§ **Work request**:
Your task is to copy each line of the listing that contains the word "dBµV".

§ **Records for the task**:
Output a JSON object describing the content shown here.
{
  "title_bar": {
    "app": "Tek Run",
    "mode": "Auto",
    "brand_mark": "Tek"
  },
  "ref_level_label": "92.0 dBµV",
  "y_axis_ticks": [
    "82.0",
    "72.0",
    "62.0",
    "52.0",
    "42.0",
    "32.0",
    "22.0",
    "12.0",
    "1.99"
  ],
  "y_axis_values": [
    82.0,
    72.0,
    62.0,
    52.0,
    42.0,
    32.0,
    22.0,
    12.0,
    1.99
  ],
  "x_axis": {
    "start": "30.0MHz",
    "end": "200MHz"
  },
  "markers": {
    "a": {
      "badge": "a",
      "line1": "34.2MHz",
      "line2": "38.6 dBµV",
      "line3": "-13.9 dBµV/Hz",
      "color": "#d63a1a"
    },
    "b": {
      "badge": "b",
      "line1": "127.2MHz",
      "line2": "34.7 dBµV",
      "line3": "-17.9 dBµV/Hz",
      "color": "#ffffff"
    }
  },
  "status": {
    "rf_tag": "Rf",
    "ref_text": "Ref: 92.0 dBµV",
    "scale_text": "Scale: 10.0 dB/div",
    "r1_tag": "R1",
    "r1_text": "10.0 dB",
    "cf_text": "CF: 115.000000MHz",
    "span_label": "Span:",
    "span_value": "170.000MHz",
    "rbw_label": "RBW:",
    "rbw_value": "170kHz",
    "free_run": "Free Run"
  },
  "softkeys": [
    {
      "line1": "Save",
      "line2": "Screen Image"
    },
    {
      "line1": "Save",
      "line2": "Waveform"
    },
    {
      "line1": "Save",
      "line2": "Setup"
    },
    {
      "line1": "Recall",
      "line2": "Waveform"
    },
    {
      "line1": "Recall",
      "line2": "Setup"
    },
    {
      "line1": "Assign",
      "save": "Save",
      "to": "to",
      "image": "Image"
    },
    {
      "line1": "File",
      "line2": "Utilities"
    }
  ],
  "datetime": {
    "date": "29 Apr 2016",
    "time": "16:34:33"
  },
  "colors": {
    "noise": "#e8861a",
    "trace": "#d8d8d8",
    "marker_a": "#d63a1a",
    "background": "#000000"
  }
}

§ **Exercise result**:
  "ref_level_label": "92.0 dBµV",
      "line2": "38.6 dBµV",
      "line3": "-13.9 dBµV/Hz",
      "line2": "34.7 dBµV",
      "line3": "-17.9 dBµV/Hz",
    "ref_text": "Ref: 92.0 dBµV",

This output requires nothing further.